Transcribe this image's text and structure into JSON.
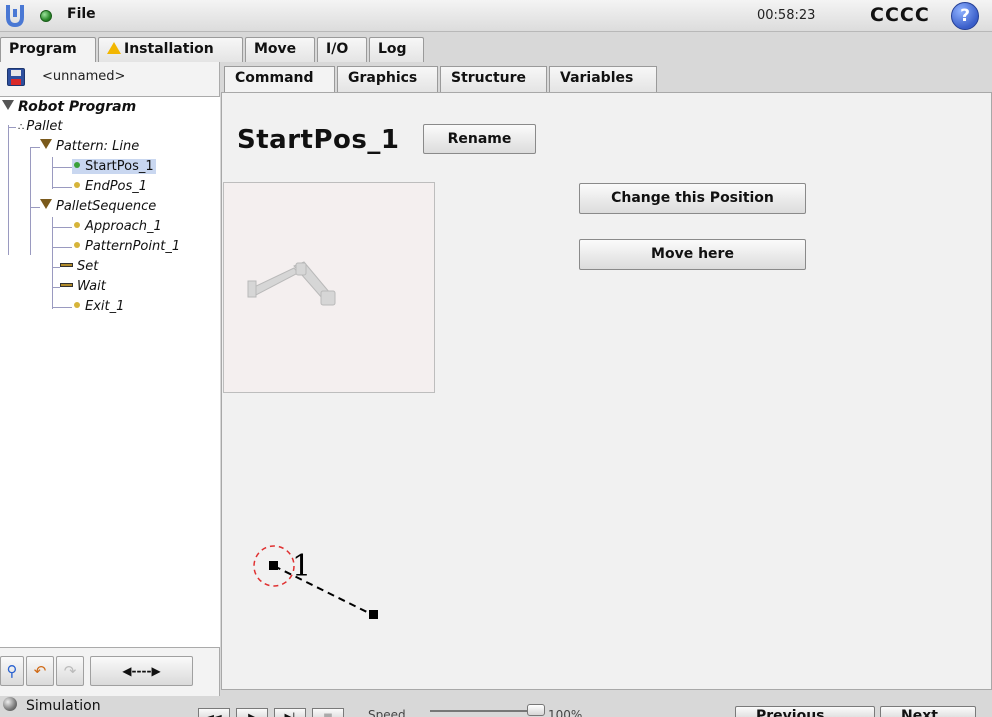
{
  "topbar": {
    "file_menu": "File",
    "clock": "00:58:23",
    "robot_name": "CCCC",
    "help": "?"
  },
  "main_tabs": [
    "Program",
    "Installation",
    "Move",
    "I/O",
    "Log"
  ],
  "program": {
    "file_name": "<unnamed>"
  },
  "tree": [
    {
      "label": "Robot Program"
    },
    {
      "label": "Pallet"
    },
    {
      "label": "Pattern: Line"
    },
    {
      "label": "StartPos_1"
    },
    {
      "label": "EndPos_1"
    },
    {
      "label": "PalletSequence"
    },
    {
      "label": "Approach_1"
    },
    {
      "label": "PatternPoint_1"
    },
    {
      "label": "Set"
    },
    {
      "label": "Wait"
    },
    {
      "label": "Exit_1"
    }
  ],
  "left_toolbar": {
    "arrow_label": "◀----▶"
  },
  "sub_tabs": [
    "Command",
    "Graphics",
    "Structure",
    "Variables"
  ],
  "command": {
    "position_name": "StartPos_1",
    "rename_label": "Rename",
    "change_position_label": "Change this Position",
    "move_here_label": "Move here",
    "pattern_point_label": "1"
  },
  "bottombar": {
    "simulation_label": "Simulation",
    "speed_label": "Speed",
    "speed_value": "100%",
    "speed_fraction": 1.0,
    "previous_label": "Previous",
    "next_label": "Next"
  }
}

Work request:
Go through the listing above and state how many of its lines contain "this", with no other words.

Response to the task:
2